While the Lombardi nominees -- offensive guard Elton Brown, defensive end Chris Canty, tight end Heath Miller and linebackers Ahmad Brooks and Darryl Blackstock -- get most of the attention, the Cavaliers are stocked with veteran players on the offensive line, at tailback and on the defensive front seven. Most are entering their second or third season as starters.
"That's been the progression for three straight years," fourth-year coach Al Groh said. "Each year we've become, I think, a more physically rugged team. We should continue with that this year, and hopefully we can use it as really the foundation of our game."

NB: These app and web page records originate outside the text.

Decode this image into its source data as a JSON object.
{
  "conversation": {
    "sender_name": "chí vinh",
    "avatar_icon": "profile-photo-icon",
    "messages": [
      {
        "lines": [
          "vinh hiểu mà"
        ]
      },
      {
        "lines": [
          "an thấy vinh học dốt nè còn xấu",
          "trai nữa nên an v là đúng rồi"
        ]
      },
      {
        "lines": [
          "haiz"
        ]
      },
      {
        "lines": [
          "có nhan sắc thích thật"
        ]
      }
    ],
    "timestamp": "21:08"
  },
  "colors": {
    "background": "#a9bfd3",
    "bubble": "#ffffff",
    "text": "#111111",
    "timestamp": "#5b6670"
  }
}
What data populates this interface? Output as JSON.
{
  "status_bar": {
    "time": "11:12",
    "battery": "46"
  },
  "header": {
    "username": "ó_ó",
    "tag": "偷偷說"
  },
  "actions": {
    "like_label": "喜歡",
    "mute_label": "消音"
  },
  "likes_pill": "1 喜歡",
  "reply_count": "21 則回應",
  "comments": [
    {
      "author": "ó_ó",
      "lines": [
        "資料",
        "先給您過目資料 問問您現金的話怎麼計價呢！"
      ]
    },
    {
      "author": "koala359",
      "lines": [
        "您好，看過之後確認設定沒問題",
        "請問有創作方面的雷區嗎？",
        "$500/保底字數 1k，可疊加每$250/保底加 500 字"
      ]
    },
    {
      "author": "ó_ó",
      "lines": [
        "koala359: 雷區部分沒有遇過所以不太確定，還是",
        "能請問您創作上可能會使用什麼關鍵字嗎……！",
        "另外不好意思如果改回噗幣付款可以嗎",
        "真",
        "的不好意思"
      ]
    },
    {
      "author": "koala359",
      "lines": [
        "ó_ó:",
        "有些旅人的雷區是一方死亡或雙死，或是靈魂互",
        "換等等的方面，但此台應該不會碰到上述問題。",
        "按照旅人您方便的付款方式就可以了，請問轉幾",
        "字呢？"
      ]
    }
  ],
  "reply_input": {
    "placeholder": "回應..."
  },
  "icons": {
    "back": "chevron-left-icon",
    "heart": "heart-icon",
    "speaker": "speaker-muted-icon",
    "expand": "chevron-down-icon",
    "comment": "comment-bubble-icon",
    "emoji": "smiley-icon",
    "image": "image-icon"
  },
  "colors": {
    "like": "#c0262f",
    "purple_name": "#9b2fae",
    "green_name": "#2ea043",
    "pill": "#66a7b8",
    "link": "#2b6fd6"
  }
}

The Cavaliers will need more from a running game that gained 130.4 yards per game, second-worst in the ACC, especially now that star quarterback Matt Schaub has moved on, replaced by the athletic but less experienced Marques Hagans. They appear to have the tools to improve, with tailbacks Wali Lundy, Alvin Pearman and Michael Johnson, and veteran linemen Brown, Zac Yarbrough, D'Brickashaw Ferguson and Brad Butler. The lone newcomer is Ron Darden, filling in at left guard until Ian-Yates Cunningham returns from back surgery. The current starting five owns 91 career starts -- and that doesn't include sixth man Brian Barthelmes, who has 16 of his own.
"A lot of times when we go to the line of scrimmage, we don't even have to make the calls," said Yarbrough, a senior who could contend for all-ACC honors at center. "We know what each other's thinking, where we're going."
Their counterparts on the defensive line -- Canty, nose tackle Andrew Hoffman and end Brennan Schmidt -- have been together as starters for two full seasons. The linebacking corps, which also includes Kai Parham and Dennis Haley, is only slightly less experienced, and makes up for that with an abundance of talent.
"It's a really comfortable feeling," Schmidt said. "You know you can count on everyone, just because you've been there together so long."
"Finally we have, I think, the kind of people playing that Groh wants to," Yarbrough said. "We finally can fit into his defense and his type of offense that he wants to run. . . . We have guys here that can make plays and are very smart on the field. When you get both those put together, it holds up."
Cavaliers Notes: Punters Noah Greenbaum, Sean Johnson, Kurt Korte, Chris Gould and Bryan Lescanec are auditioning for the job vacated when Tom Hagan left the team to concentrate on baseball. . . . Parham (back) and starting safety Jermaine Hardy (knee) are back at full strength after sitting out spring practice. Wide receiver Michael McGrew, who missed last season because of a broken leg, is expected to regain the starting job he held in 2001 and 2002. . . . Reserve lineman Braden Campbell has been forced to give up football after injuries to both of his wrists left him unable to withstand contact at the line of scrimmage. . . .
Virginia has the NCAA maximum of 105 players in camp this month, despite losing three incoming recruits. Olu Hall (Robinson) and Branden Albert (Glen Burnie) are prepping at Hargrave Military Academy, while Ahmad Bradshaw transferred to Marshall after an underage drinking arrest last month led Groh to suspend him for the season. . . . Virginia practice is open to the public the next five days: Saturday and Sunday at 2:30 p.m., Monday at 6:45 p.m., Tuesday at 2:30 p.m. and Wednesday at 8:45 a.m.